Grandparents often become an important part of children’s lives, forming an unbreakable bond that transcends material benefits. However, this bond between grandparents and grandchildren may be threatened by the health of the parent’s relationship.
When parents choose to get divorced, more often than not, the decision has a ripple effect on all parties involved including the parents, children and active grandparents. In such cases as this where divorce threatens to rob grandparents and grandchildren of the family bond, such grandparents can seek legal help of a family attorney in Spokane which grants them visitation rights, thus further preserving their relationship with their grandchildren.
The decision of the court to grant this visitation right, as in many states across the United States, is based on the best interest of the child. While several parts of family law happen to have evolved, this area of the law remains sacred, helping unsettled families remain connected in some way despite the development between partners.
For many states that make use of permissive statutes, the best interest of the child is not only considered but the interest and wishes of the parents are also factored into the overall judgment. With the interest of parents being considered in states with permissive statutes, grandparents may have to fight harder to secure visitation rights to maintain their relationship with the younger ones.
In a minority of states, grandparents’ rights and visitation requests are not based on the interest of the child but instead on the rights of the parents who have the authority to raise their child or children as they deem fit. In such minority states, the court allows the parents to own the decision as to whether grandparents will be allowed access to their grandchildren or not. Grandparents will most likely be denied visitation in the event the parents vote against the request. In states that support this type of law, grandparents are advised to pursue mediation with the parents as this is one of the best ways to ensure that both parents agree to the request.
However, in general, a grandparent that wishes not only to maintain a cordial and strong relationship with their grandchild but also wishes to demand full care and custody of the child may file a petition for custody with the court. The petition may, however, face some setbacks in the event both parents of the child are well and alive. This is because most courts prefer to have either of the parents care for their child. Grandparent custody may, however, be granted if;
- The child’s parents are dead
- The child’s parents are deemed to be unfit to care for the child’s welfare and other needs
- The child’s parents agree to relinquish custody to the grandparent.
- The child has lived with the grandparent or grandparents for the period of one year or more.
It is important to note that in all child custody cases, the court makes decisions based on what is best for the child. The court may also consider the degree of contact between the child and grandparent before awarding custody to the grandparents.

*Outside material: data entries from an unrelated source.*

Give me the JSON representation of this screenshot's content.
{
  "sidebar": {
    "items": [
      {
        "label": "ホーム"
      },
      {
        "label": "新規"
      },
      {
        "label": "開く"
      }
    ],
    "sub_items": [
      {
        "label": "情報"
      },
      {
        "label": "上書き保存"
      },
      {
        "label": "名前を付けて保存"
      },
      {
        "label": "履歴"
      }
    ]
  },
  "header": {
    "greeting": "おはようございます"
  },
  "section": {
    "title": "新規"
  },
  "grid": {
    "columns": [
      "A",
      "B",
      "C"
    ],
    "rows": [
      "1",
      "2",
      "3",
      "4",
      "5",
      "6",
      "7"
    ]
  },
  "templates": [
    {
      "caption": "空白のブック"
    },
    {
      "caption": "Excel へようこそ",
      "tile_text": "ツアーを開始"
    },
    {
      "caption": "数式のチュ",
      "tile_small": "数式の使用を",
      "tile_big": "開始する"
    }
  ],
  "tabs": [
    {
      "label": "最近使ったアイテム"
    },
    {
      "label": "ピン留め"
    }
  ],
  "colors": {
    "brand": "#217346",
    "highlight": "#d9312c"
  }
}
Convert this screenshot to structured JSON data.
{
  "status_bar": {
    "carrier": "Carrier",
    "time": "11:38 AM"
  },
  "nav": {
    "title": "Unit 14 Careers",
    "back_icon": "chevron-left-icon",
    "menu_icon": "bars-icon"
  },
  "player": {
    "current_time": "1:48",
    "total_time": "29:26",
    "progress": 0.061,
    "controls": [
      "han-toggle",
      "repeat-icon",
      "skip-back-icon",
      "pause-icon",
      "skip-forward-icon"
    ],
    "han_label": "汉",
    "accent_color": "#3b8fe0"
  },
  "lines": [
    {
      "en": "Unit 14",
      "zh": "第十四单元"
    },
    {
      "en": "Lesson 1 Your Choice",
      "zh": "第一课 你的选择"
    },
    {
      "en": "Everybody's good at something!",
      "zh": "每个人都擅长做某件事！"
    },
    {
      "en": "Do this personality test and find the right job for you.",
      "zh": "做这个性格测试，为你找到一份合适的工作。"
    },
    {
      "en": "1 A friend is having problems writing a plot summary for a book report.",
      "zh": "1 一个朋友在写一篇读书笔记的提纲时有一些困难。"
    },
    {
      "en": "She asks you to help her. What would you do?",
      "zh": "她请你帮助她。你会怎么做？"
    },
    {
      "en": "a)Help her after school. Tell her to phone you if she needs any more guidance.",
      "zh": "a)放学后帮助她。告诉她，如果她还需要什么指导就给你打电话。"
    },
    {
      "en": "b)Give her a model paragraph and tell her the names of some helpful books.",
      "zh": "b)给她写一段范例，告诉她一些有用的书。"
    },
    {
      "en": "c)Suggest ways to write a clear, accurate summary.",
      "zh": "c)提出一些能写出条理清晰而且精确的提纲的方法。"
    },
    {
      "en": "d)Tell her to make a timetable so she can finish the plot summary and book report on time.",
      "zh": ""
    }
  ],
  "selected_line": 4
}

Grandparents Seeking Custody
As a grandparent who believes your grandchild will lead a better life in your custody, you may choose to request custody of the child while his or her parents engage in the uphill battle of divorce. To secure custody of your grandchild, you must be able to show proof of health, age, and financial capability to support and properly care for the grandchild. Following the filed petition, a court will sit on the matter, weigh the pros and cons of the situation before deciding whether to award custody or not.
It is important that in such a case like this, a grandparent must have a strong case to show that they are willing and ready to cater to the needs of the child while also demonstrating that they had a prior relationship with the child.
Custody cases filed by grandparents may also face more stringent scrutiny especially when the biological parents of the child are alive and well. Such a case as this may, however, be less competitive when the parent consent to awarding custody of the child to the grandparent.
Grandparents who choose to seek custody may establish unfitness in the form of proof of domestic abuse, violence, child neglect, substance abuse and other conditions that are deemed unsafe for the child.
However, an active grandparent may stand a better chance of custody when the custodial parent of the child dies. In such cases as this, the court will seek to establish the best option in the interest of the child.
Grandparent Visitation Rights
Families get torn apart in the event of divorce. Discord grows faster in high conflict divorce cases and this may affect both the children and the grandparents. In cases of high conflict divorce, grandparents may be caught in the crossfires as partners may choose to disagree with grandparent’s contact with their child or children.
In such cases as this, grandparents seeking to maintain connections are encouraged to pursue mediation between both warring parties, helping them understand their wants and the consequences of their actions.
If such a case proceeds to court, a court may fail to decide on the matter until all non-legal options have been exhausted.
All states have a provision by law that allows unless otherwise stated, access of grandparents to their grandchildren. The grandparent visitation statute specifies the details of visitations including the date, time, and circumstances under which the visitation can occur.
Restrictive Visitation Statutes
Almost 40% of states in the United States have enacted the restrictive grandparent visitation statute. The restrictive nature of this statute allows grandparents access to their grandchildren when the child’s parents are divorced or separated or when one or both of the child’s parents are deceased.
Grandparents may not be considered in those situations when the court determines the decision will not be in the best interest of the child.
A major section of the states in the United States has enacted the permissive grandparent visitation statutes which allow grandparents to obtain visitation orders at any time so long as the visitation is deemed to be in the best interest of the child.
A court may determine that visitation is in the best interest of the child when there is sufficient evidence to prove that there exists a strong and cordial relationship between the child and the grandparent. In addition, visitation can also be granted by a court when there is evidence to establish a consistent and caring relationship between the child and grandparents.